— Exercise directions —
Find every line below that contains the word "JSON" and copy it out.

Element data from apps and pages
┌──

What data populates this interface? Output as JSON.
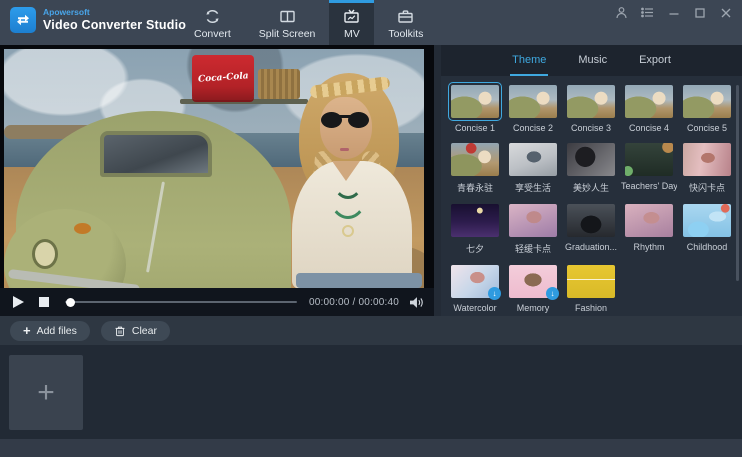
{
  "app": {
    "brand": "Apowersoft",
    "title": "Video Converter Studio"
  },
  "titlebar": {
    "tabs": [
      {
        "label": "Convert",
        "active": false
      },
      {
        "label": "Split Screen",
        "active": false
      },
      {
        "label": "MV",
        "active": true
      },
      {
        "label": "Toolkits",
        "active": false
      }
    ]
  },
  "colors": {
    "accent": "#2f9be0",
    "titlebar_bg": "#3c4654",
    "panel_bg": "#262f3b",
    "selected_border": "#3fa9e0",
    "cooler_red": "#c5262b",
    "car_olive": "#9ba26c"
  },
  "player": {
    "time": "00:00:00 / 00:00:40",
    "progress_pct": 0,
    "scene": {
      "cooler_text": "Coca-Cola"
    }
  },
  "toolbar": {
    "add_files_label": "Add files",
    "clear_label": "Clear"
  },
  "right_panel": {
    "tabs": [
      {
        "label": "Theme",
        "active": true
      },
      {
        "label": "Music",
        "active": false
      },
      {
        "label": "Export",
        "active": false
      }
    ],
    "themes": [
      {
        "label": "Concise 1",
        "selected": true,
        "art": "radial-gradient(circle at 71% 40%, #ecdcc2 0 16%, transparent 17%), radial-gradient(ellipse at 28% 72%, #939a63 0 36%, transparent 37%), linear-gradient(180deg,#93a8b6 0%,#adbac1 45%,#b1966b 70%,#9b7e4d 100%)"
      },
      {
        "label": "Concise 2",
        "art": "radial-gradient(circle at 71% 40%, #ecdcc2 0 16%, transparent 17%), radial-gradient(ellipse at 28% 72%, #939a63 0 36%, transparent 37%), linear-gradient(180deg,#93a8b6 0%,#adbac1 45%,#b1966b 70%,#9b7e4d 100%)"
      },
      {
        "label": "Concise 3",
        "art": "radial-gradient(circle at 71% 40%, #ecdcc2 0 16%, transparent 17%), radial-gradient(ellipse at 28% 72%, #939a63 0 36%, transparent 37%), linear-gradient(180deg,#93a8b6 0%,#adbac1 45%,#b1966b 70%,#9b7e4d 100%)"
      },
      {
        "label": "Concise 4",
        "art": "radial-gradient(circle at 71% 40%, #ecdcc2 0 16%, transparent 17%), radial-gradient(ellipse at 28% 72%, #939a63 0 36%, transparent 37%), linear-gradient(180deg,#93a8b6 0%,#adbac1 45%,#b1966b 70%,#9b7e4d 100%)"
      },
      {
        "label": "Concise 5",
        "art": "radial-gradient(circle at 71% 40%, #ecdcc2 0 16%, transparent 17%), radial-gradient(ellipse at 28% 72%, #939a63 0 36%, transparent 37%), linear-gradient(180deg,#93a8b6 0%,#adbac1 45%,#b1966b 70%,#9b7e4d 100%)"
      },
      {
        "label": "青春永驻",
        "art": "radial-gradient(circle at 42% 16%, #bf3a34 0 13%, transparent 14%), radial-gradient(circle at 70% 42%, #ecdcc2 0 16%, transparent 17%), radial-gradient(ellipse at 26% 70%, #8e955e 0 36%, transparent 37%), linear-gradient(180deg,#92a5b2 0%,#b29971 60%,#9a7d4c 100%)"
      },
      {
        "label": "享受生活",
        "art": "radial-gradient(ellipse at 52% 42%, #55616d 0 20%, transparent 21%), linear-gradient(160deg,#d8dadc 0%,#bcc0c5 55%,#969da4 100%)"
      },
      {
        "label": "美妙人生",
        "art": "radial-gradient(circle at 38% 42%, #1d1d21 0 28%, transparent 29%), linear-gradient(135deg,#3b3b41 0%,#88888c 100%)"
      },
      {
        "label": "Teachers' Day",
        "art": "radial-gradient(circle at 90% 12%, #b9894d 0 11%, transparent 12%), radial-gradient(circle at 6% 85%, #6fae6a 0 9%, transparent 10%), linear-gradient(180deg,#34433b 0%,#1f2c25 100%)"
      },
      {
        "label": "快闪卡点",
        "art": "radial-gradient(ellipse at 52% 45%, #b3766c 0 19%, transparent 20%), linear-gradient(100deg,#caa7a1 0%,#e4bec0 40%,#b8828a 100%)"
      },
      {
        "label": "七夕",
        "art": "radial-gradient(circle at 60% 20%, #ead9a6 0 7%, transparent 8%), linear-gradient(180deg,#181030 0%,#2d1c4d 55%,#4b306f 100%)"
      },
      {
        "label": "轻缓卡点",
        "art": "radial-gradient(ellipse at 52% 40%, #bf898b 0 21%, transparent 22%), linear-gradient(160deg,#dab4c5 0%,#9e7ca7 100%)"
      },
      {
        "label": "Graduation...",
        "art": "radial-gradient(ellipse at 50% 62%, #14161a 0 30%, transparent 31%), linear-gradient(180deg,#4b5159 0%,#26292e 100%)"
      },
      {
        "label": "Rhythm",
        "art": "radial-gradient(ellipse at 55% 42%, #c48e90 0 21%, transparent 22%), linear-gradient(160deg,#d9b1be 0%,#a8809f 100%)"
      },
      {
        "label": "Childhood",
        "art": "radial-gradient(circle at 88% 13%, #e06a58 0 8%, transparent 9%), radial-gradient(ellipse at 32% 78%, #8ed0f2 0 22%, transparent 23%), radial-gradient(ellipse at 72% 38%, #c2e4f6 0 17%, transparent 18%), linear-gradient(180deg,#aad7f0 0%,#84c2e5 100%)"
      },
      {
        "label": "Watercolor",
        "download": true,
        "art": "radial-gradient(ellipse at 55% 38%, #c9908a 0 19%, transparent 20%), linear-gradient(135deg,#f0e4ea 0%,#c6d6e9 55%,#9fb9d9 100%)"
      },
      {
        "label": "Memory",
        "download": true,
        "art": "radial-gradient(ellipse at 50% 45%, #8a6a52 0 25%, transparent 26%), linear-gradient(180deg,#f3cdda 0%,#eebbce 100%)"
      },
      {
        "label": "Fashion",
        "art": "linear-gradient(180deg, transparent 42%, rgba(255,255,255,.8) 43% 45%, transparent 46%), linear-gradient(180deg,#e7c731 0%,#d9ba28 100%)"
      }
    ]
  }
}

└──
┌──

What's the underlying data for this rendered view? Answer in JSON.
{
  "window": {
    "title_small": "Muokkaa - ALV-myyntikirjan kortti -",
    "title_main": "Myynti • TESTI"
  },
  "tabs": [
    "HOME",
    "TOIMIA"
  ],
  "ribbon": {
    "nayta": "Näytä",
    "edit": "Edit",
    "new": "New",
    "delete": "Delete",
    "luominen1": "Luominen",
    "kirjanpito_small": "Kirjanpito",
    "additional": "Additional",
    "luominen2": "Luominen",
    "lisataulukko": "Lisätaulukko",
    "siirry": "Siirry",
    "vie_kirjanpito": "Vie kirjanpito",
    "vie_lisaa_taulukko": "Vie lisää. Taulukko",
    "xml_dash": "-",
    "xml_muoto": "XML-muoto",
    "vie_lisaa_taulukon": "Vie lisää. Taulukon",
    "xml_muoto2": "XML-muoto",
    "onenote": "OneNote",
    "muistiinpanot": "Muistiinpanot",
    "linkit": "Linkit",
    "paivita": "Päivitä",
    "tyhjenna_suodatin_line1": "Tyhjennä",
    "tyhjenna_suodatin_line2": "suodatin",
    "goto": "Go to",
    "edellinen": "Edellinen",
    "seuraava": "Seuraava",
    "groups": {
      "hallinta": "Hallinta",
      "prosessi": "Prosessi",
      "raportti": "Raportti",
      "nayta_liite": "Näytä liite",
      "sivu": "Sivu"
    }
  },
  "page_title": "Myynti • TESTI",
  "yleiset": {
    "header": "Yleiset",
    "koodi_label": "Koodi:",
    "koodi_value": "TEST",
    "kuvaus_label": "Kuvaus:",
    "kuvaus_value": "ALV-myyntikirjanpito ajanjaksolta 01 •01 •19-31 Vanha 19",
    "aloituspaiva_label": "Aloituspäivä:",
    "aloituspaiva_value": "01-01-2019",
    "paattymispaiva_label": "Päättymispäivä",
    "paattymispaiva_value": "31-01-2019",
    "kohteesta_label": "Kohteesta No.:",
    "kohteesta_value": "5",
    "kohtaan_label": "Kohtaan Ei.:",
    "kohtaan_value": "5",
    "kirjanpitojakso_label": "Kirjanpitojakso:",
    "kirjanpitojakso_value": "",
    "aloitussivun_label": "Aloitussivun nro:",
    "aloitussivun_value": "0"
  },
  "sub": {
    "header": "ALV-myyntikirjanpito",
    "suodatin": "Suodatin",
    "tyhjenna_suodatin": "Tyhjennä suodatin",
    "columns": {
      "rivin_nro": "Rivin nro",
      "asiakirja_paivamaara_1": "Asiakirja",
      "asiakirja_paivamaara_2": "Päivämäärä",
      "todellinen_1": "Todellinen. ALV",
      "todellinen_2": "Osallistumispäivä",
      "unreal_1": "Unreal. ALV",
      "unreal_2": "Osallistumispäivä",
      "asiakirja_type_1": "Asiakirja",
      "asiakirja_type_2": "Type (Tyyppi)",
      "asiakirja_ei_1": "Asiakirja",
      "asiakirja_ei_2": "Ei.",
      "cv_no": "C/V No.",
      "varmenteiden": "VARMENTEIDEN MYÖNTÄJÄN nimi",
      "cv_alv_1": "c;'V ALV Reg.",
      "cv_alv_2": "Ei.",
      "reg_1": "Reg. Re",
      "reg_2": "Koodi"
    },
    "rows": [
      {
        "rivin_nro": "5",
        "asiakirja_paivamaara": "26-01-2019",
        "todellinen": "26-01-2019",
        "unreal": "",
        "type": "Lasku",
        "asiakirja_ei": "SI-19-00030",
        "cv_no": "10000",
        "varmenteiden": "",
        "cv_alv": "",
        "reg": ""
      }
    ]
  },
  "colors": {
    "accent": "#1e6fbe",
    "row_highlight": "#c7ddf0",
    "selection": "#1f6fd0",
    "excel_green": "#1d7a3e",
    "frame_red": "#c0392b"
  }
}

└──
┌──

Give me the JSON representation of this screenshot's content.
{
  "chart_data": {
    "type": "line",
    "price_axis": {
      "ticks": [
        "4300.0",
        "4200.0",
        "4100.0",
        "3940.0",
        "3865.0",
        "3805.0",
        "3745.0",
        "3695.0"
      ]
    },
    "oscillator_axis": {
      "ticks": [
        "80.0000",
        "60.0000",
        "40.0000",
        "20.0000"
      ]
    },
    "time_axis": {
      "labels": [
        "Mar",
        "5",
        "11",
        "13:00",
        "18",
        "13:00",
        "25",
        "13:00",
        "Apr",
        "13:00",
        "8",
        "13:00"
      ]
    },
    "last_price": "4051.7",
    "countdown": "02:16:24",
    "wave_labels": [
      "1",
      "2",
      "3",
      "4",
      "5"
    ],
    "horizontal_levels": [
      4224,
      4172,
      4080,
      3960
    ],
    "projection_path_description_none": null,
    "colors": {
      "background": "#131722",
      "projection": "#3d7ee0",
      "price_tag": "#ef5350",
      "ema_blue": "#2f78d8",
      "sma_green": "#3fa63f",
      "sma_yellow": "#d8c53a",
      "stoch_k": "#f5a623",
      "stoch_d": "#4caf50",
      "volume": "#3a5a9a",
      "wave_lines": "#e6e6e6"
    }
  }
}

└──

— Answer section —
What data populates this interface? Output as JSON.
What's the underlying data for this rendered view? Answer in JSON.
Give me the JSON representation of this screenshot's content.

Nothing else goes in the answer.